-- Work instructions --
Give back every record exactly, images excluded.

-- Exercise data --
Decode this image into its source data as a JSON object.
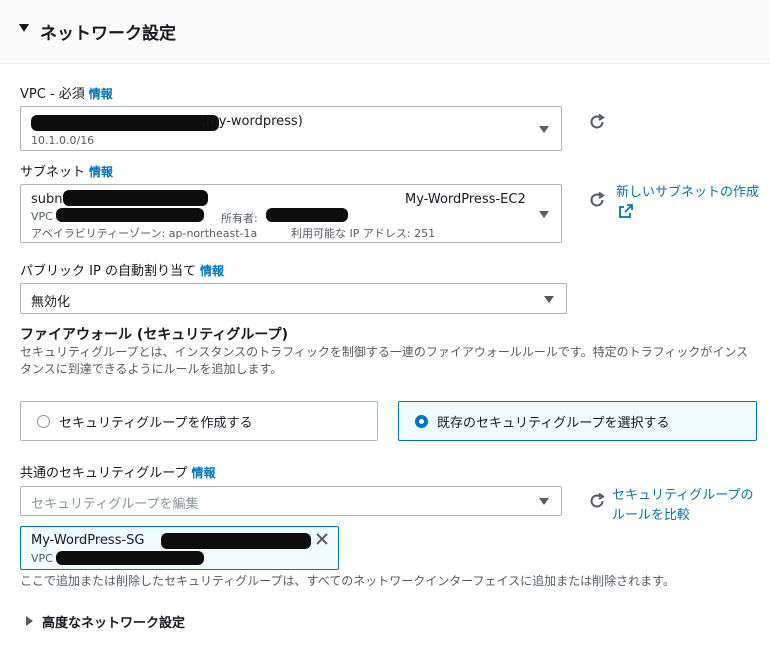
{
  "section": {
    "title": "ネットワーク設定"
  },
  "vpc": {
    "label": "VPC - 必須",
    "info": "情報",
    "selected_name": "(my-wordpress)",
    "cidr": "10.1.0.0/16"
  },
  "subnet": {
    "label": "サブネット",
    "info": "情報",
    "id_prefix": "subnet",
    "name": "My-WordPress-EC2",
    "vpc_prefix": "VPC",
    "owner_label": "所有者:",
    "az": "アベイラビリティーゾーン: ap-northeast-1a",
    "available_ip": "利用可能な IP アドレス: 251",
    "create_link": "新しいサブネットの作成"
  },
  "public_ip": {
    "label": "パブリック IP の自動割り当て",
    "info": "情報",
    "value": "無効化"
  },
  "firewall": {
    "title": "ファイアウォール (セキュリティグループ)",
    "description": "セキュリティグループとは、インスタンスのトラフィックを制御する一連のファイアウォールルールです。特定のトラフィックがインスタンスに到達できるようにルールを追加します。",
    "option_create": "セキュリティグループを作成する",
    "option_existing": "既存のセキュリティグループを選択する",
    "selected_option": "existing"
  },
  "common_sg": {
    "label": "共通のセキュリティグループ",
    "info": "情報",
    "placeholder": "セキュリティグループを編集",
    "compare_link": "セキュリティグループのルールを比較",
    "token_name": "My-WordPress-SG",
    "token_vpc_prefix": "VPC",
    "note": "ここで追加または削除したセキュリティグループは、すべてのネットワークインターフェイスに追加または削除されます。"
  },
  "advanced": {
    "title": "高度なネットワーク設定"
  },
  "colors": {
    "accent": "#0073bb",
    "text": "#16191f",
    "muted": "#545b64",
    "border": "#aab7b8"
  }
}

-- Solution to the problem --
Decode this image into its source data as a JSON object.
{
  "section": {
    "title": "ネットワーク設定"
  },
  "vpc": {
    "label": "VPC - 必須",
    "info": "情報",
    "selected_name": "(my-wordpress)",
    "cidr": "10.1.0.0/16"
  },
  "subnet": {
    "label": "サブネット",
    "info": "情報",
    "id_prefix": "subnet",
    "name": "My-WordPress-EC2",
    "vpc_prefix": "VPC",
    "owner_label": "所有者:",
    "az": "アベイラビリティーゾーン: ap-northeast-1a",
    "available_ip": "利用可能な IP アドレス: 251",
    "create_link": "新しいサブネットの作成"
  },
  "public_ip": {
    "label": "パブリック IP の自動割り当て",
    "info": "情報",
    "value": "無効化"
  },
  "firewall": {
    "title": "ファイアウォール (セキュリティグループ)",
    "description": "セキュリティグループとは、インスタンスのトラフィックを制御する一連のファイアウォールルールです。特定のトラフィックがインスタンスに到達できるようにルールを追加します。",
    "option_create": "セキュリティグループを作成する",
    "option_existing": "既存のセキュリティグループを選択する",
    "selected_option": "existing"
  },
  "common_sg": {
    "label": "共通のセキュリティグループ",
    "info": "情報",
    "placeholder": "セキュリティグループを編集",
    "compare_link": "セキュリティグループのルールを比較",
    "token_name": "My-WordPress-SG",
    "token_vpc_prefix": "VPC",
    "note": "ここで追加または削除したセキュリティグループは、すべてのネットワークインターフェイスに追加または削除されます。"
  },
  "advanced": {
    "title": "高度なネットワーク設定"
  },
  "colors": {
    "accent": "#0073bb",
    "text": "#16191f",
    "muted": "#545b64",
    "border": "#aab7b8"
  }
}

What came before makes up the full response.